_The records_:
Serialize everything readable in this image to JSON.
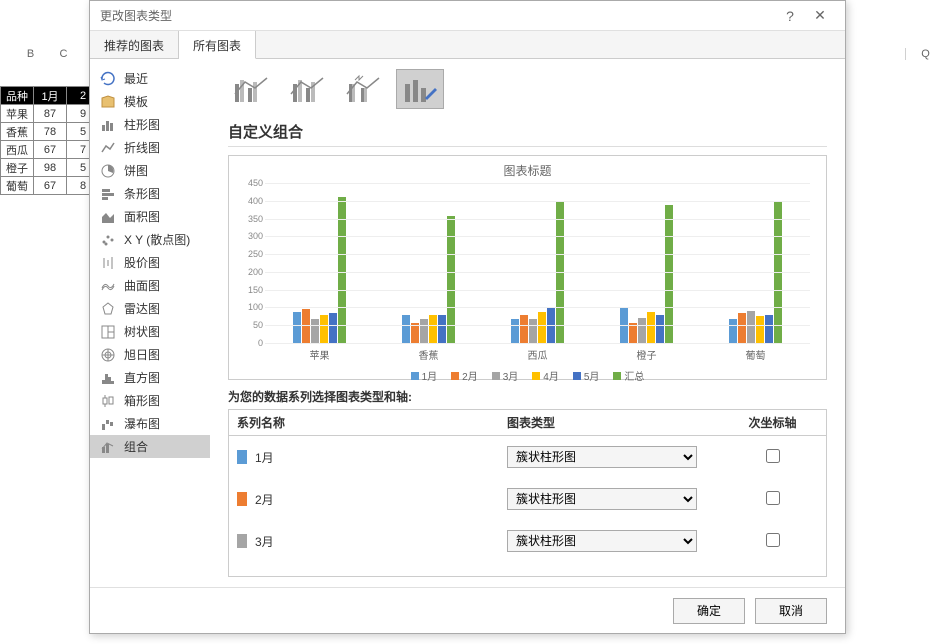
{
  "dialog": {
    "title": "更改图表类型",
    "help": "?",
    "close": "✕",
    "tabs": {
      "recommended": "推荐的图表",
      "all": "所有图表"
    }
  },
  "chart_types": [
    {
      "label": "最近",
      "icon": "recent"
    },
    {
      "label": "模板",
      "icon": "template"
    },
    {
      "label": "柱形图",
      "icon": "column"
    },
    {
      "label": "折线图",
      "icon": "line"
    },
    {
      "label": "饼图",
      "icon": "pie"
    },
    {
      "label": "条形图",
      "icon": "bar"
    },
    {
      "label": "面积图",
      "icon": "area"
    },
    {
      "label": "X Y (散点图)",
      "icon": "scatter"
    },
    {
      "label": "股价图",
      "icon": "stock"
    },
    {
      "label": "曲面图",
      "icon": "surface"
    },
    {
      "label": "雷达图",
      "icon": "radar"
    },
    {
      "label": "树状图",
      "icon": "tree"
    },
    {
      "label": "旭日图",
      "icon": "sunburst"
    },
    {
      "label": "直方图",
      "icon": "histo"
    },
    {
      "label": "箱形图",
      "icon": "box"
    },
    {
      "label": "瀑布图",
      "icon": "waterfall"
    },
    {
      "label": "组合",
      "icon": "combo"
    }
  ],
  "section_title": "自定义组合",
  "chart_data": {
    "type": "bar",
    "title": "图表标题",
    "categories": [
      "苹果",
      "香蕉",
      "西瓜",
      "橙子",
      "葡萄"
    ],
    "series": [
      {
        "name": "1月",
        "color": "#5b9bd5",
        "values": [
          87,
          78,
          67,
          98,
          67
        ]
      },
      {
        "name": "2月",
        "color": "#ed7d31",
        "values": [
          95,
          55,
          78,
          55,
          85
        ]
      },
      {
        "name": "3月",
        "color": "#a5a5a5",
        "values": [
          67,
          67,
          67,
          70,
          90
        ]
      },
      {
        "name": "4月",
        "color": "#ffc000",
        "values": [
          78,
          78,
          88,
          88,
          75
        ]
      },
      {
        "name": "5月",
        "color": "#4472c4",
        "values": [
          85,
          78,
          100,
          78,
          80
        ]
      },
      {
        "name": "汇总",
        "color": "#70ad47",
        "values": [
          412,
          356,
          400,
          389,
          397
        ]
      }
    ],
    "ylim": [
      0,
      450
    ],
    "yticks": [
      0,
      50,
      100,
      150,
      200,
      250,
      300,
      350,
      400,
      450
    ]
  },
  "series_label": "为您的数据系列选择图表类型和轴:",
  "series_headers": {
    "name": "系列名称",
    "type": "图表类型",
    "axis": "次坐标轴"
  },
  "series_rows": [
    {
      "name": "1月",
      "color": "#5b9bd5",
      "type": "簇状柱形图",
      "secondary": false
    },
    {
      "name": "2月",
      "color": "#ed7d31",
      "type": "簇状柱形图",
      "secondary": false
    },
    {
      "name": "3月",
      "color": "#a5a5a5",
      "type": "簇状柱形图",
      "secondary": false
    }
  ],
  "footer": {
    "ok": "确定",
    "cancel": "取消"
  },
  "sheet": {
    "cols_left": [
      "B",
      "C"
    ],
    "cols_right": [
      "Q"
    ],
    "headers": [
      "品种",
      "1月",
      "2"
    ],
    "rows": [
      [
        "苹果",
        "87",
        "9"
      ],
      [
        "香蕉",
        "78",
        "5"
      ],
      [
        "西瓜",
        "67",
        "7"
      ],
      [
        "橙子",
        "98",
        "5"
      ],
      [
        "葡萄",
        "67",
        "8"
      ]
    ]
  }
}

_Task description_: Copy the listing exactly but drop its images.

_Answer_:
Serialize everything readable in this image to JSON.
{
  "dialog": {
    "title": "更改图表类型",
    "help": "?",
    "close": "✕",
    "tabs": {
      "recommended": "推荐的图表",
      "all": "所有图表"
    }
  },
  "chart_types": [
    {
      "label": "最近",
      "icon": "recent"
    },
    {
      "label": "模板",
      "icon": "template"
    },
    {
      "label": "柱形图",
      "icon": "column"
    },
    {
      "label": "折线图",
      "icon": "line"
    },
    {
      "label": "饼图",
      "icon": "pie"
    },
    {
      "label": "条形图",
      "icon": "bar"
    },
    {
      "label": "面积图",
      "icon": "area"
    },
    {
      "label": "X Y (散点图)",
      "icon": "scatter"
    },
    {
      "label": "股价图",
      "icon": "stock"
    },
    {
      "label": "曲面图",
      "icon": "surface"
    },
    {
      "label": "雷达图",
      "icon": "radar"
    },
    {
      "label": "树状图",
      "icon": "tree"
    },
    {
      "label": "旭日图",
      "icon": "sunburst"
    },
    {
      "label": "直方图",
      "icon": "histo"
    },
    {
      "label": "箱形图",
      "icon": "box"
    },
    {
      "label": "瀑布图",
      "icon": "waterfall"
    },
    {
      "label": "组合",
      "icon": "combo"
    }
  ],
  "section_title": "自定义组合",
  "chart_data": {
    "type": "bar",
    "title": "图表标题",
    "categories": [
      "苹果",
      "香蕉",
      "西瓜",
      "橙子",
      "葡萄"
    ],
    "series": [
      {
        "name": "1月",
        "color": "#5b9bd5",
        "values": [
          87,
          78,
          67,
          98,
          67
        ]
      },
      {
        "name": "2月",
        "color": "#ed7d31",
        "values": [
          95,
          55,
          78,
          55,
          85
        ]
      },
      {
        "name": "3月",
        "color": "#a5a5a5",
        "values": [
          67,
          67,
          67,
          70,
          90
        ]
      },
      {
        "name": "4月",
        "color": "#ffc000",
        "values": [
          78,
          78,
          88,
          88,
          75
        ]
      },
      {
        "name": "5月",
        "color": "#4472c4",
        "values": [
          85,
          78,
          100,
          78,
          80
        ]
      },
      {
        "name": "汇总",
        "color": "#70ad47",
        "values": [
          412,
          356,
          400,
          389,
          397
        ]
      }
    ],
    "ylim": [
      0,
      450
    ],
    "yticks": [
      0,
      50,
      100,
      150,
      200,
      250,
      300,
      350,
      400,
      450
    ]
  },
  "series_label": "为您的数据系列选择图表类型和轴:",
  "series_headers": {
    "name": "系列名称",
    "type": "图表类型",
    "axis": "次坐标轴"
  },
  "series_rows": [
    {
      "name": "1月",
      "color": "#5b9bd5",
      "type": "簇状柱形图",
      "secondary": false
    },
    {
      "name": "2月",
      "color": "#ed7d31",
      "type": "簇状柱形图",
      "secondary": false
    },
    {
      "name": "3月",
      "color": "#a5a5a5",
      "type": "簇状柱形图",
      "secondary": false
    }
  ],
  "footer": {
    "ok": "确定",
    "cancel": "取消"
  },
  "sheet": {
    "cols_left": [
      "B",
      "C"
    ],
    "cols_right": [
      "Q"
    ],
    "headers": [
      "品种",
      "1月",
      "2"
    ],
    "rows": [
      [
        "苹果",
        "87",
        "9"
      ],
      [
        "香蕉",
        "78",
        "5"
      ],
      [
        "西瓜",
        "67",
        "7"
      ],
      [
        "橙子",
        "98",
        "5"
      ],
      [
        "葡萄",
        "67",
        "8"
      ]
    ]
  }
}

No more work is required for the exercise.